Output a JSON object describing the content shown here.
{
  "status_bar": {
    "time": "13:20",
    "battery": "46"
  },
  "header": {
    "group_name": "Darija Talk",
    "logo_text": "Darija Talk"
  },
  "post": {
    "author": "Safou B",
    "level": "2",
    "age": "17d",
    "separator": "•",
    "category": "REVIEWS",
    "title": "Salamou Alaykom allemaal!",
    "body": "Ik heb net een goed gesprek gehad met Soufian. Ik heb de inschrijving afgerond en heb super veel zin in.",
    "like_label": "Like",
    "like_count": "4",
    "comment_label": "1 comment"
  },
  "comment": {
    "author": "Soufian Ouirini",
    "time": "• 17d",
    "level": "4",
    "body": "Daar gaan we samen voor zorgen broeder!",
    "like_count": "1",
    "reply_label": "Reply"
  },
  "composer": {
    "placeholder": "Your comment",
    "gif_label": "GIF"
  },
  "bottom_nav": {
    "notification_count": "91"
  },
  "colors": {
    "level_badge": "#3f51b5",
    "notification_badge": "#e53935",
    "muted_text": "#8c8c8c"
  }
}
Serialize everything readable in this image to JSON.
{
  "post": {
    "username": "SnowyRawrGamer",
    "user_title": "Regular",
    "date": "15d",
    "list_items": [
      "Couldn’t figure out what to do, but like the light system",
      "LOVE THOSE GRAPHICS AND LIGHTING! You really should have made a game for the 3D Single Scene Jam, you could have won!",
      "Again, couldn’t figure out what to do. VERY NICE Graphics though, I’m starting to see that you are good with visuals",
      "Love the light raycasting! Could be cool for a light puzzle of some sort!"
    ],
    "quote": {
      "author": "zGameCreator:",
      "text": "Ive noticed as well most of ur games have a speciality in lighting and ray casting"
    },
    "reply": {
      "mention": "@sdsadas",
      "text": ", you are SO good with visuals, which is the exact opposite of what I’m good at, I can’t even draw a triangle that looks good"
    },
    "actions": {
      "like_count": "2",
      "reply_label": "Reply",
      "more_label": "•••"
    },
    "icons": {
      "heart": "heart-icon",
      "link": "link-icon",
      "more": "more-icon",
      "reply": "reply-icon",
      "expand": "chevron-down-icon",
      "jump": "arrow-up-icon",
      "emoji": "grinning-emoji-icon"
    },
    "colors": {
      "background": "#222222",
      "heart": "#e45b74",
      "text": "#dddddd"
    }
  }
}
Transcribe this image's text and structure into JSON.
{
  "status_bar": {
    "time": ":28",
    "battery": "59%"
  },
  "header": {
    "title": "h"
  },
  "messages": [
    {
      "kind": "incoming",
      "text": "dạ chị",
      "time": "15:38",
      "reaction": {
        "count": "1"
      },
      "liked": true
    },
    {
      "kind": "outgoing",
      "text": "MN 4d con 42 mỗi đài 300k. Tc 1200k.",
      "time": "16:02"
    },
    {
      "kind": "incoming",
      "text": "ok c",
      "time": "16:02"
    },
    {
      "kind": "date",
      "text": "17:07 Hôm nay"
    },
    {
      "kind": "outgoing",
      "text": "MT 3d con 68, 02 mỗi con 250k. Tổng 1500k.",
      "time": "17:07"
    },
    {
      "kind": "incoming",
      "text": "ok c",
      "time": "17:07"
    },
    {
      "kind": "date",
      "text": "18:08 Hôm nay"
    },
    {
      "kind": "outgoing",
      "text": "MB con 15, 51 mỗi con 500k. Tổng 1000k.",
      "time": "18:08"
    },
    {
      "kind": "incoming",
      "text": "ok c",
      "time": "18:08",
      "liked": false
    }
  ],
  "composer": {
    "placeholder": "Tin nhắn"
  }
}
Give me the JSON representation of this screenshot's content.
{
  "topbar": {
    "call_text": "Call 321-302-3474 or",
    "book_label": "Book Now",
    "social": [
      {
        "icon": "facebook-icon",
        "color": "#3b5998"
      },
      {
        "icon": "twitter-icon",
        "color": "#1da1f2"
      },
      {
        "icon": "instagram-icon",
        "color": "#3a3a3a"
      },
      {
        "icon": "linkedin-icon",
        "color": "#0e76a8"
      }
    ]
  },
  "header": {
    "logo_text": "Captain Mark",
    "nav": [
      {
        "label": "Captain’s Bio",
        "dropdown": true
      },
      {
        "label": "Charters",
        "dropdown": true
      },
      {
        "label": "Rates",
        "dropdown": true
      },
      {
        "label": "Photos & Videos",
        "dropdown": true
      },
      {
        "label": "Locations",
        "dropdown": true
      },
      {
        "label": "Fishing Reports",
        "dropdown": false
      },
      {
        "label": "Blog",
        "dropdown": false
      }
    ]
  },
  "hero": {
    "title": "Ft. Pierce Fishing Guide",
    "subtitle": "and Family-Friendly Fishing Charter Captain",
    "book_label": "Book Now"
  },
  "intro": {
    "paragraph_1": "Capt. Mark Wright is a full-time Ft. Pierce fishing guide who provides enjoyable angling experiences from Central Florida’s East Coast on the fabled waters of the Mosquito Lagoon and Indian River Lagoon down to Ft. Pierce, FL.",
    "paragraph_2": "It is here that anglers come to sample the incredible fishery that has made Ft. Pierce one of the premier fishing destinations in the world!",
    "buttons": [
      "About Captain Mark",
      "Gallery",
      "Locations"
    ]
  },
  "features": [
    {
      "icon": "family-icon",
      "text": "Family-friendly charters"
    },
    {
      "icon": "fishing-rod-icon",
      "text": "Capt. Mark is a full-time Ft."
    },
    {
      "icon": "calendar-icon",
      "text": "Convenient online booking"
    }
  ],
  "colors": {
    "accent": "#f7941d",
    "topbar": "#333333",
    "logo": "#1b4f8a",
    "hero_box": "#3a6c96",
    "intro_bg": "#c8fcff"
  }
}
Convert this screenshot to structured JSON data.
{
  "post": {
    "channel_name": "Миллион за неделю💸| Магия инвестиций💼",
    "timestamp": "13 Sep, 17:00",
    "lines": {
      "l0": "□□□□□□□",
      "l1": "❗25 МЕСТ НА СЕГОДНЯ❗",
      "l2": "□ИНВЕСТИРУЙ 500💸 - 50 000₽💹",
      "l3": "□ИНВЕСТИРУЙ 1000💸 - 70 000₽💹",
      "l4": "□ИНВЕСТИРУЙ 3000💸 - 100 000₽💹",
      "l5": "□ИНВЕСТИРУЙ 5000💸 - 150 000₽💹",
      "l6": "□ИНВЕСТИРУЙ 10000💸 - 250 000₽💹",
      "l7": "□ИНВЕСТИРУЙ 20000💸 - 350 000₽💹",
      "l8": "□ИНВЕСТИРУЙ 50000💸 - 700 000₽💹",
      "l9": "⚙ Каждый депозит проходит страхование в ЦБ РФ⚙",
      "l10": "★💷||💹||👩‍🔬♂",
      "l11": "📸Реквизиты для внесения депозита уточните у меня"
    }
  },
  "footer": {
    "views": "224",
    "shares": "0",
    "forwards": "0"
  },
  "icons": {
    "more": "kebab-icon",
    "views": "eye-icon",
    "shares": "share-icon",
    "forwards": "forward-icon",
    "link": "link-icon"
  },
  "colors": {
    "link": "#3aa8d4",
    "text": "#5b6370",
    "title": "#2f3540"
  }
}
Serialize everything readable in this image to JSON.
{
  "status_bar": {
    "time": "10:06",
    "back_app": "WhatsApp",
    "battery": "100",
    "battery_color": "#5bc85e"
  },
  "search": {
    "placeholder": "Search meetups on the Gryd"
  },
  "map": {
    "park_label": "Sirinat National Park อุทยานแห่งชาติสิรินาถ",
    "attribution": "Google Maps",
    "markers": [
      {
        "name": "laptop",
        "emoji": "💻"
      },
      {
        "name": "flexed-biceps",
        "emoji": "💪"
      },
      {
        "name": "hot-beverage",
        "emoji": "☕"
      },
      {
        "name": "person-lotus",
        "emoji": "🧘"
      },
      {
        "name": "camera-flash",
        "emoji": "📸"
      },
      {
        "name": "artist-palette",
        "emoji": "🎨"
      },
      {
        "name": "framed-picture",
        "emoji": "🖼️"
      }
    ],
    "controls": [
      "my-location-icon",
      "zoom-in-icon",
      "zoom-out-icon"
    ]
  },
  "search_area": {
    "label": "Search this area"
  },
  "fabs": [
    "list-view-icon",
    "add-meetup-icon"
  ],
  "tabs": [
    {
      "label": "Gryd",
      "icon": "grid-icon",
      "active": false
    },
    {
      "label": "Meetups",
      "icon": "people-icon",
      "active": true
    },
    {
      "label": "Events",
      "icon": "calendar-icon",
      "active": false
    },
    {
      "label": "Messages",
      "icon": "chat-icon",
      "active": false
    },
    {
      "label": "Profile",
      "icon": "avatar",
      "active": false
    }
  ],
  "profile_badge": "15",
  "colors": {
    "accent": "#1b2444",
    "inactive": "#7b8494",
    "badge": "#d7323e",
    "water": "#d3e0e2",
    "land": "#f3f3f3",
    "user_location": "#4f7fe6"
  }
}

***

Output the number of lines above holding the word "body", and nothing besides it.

2